From start to end, print the entire listing below exactly.
BEGIN Provided records
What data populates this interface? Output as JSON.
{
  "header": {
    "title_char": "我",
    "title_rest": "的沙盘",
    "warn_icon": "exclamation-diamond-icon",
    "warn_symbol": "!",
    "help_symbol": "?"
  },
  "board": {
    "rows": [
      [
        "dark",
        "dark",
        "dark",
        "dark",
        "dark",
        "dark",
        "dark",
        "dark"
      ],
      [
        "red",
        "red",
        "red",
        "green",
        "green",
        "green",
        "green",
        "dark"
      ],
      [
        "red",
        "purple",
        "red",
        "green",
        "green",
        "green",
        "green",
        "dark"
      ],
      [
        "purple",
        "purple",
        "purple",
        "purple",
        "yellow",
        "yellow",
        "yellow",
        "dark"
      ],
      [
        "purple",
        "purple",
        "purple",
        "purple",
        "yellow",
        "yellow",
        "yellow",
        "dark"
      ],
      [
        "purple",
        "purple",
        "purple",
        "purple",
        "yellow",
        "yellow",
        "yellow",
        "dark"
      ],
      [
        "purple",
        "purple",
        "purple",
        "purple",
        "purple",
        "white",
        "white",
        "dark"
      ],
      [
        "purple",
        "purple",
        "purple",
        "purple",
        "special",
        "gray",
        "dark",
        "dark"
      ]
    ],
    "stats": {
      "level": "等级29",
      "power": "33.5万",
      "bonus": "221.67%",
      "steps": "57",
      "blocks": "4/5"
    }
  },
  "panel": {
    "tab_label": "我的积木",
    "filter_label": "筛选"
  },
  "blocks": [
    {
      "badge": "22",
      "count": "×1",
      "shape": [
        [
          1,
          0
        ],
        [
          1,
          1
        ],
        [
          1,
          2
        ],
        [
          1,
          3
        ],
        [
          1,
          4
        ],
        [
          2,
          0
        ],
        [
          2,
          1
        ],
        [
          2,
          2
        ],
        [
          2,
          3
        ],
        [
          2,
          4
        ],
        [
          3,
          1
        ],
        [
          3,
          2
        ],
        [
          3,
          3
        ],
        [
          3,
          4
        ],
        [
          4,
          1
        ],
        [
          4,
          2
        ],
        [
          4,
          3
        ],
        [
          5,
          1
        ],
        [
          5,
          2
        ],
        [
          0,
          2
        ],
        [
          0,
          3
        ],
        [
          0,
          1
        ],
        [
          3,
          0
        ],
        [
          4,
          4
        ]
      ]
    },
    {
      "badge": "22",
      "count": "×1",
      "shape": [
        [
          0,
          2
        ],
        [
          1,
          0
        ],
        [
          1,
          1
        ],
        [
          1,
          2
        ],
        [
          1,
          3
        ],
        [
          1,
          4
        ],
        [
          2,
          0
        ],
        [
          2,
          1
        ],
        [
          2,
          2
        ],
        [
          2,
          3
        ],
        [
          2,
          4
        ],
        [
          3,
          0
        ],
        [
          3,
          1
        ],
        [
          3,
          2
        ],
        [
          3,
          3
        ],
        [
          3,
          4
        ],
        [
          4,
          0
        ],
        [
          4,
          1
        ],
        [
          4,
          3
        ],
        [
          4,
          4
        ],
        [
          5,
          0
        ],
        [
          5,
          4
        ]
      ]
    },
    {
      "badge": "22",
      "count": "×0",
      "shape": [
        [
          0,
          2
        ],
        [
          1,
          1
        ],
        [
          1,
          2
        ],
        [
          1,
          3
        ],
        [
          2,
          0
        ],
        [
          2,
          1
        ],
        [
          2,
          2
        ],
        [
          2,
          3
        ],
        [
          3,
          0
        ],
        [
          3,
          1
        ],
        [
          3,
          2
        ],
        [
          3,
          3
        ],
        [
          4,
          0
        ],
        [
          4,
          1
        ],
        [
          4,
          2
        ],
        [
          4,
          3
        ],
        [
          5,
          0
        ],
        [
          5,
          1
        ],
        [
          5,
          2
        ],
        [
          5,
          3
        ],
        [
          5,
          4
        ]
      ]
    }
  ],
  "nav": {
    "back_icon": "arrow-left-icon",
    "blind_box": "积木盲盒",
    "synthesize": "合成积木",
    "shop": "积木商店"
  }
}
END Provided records
Result for this exercise:
What data populates this interface? Output as JSON.
{
  "header": {
    "title_char": "我",
    "title_rest": "的沙盘",
    "warn_icon": "exclamation-diamond-icon",
    "warn_symbol": "!",
    "help_symbol": "?"
  },
  "board": {
    "rows": [
      [
        "dark",
        "dark",
        "dark",
        "dark",
        "dark",
        "dark",
        "dark",
        "dark"
      ],
      [
        "red",
        "red",
        "red",
        "green",
        "green",
        "green",
        "green",
        "dark"
      ],
      [
        "red",
        "purple",
        "red",
        "green",
        "green",
        "green",
        "green",
        "dark"
      ],
      [
        "purple",
        "purple",
        "purple",
        "purple",
        "yellow",
        "yellow",
        "yellow",
        "dark"
      ],
      [
        "purple",
        "purple",
        "purple",
        "purple",
        "yellow",
        "yellow",
        "yellow",
        "dark"
      ],
      [
        "purple",
        "purple",
        "purple",
        "purple",
        "yellow",
        "yellow",
        "yellow",
        "dark"
      ],
      [
        "purple",
        "purple",
        "purple",
        "purple",
        "purple",
        "white",
        "white",
        "dark"
      ],
      [
        "purple",
        "purple",
        "purple",
        "purple",
        "special",
        "gray",
        "dark",
        "dark"
      ]
    ],
    "stats": {
      "level": "等级29",
      "power": "33.5万",
      "bonus": "221.67%",
      "steps": "57",
      "blocks": "4/5"
    }
  },
  "panel": {
    "tab_label": "我的积木",
    "filter_label": "筛选"
  },
  "blocks": [
    {
      "badge": "22",
      "count": "×1",
      "shape": [
        [
          1,
          0
        ],
        [
          1,
          1
        ],
        [
          1,
          2
        ],
        [
          1,
          3
        ],
        [
          1,
          4
        ],
        [
          2,
          0
        ],
        [
          2,
          1
        ],
        [
          2,
          2
        ],
        [
          2,
          3
        ],
        [
          2,
          4
        ],
        [
          3,
          1
        ],
        [
          3,
          2
        ],
        [
          3,
          3
        ],
        [
          3,
          4
        ],
        [
          4,
          1
        ],
        [
          4,
          2
        ],
        [
          4,
          3
        ],
        [
          5,
          1
        ],
        [
          5,
          2
        ],
        [
          0,
          2
        ],
        [
          0,
          3
        ],
        [
          0,
          1
        ],
        [
          3,
          0
        ],
        [
          4,
          4
        ]
      ]
    },
    {
      "badge": "22",
      "count": "×1",
      "shape": [
        [
          0,
          2
        ],
        [
          1,
          0
        ],
        [
          1,
          1
        ],
        [
          1,
          2
        ],
        [
          1,
          3
        ],
        [
          1,
          4
        ],
        [
          2,
          0
        ],
        [
          2,
          1
        ],
        [
          2,
          2
        ],
        [
          2,
          3
        ],
        [
          2,
          4
        ],
        [
          3,
          0
        ],
        [
          3,
          1
        ],
        [
          3,
          2
        ],
        [
          3,
          3
        ],
        [
          3,
          4
        ],
        [
          4,
          0
        ],
        [
          4,
          1
        ],
        [
          4,
          3
        ],
        [
          4,
          4
        ],
        [
          5,
          0
        ],
        [
          5,
          4
        ]
      ]
    },
    {
      "badge": "22",
      "count": "×0",
      "shape": [
        [
          0,
          2
        ],
        [
          1,
          1
        ],
        [
          1,
          2
        ],
        [
          1,
          3
        ],
        [
          2,
          0
        ],
        [
          2,
          1
        ],
        [
          2,
          2
        ],
        [
          2,
          3
        ],
        [
          3,
          0
        ],
        [
          3,
          1
        ],
        [
          3,
          2
        ],
        [
          3,
          3
        ],
        [
          4,
          0
        ],
        [
          4,
          1
        ],
        [
          4,
          2
        ],
        [
          4,
          3
        ],
        [
          5,
          0
        ],
        [
          5,
          1
        ],
        [
          5,
          2
        ],
        [
          5,
          3
        ],
        [
          5,
          4
        ]
      ]
    }
  ],
  "nav": {
    "back_icon": "arrow-left-icon",
    "blind_box": "积木盲盒",
    "synthesize": "合成积木",
    "shop": "积木商店"
  }
}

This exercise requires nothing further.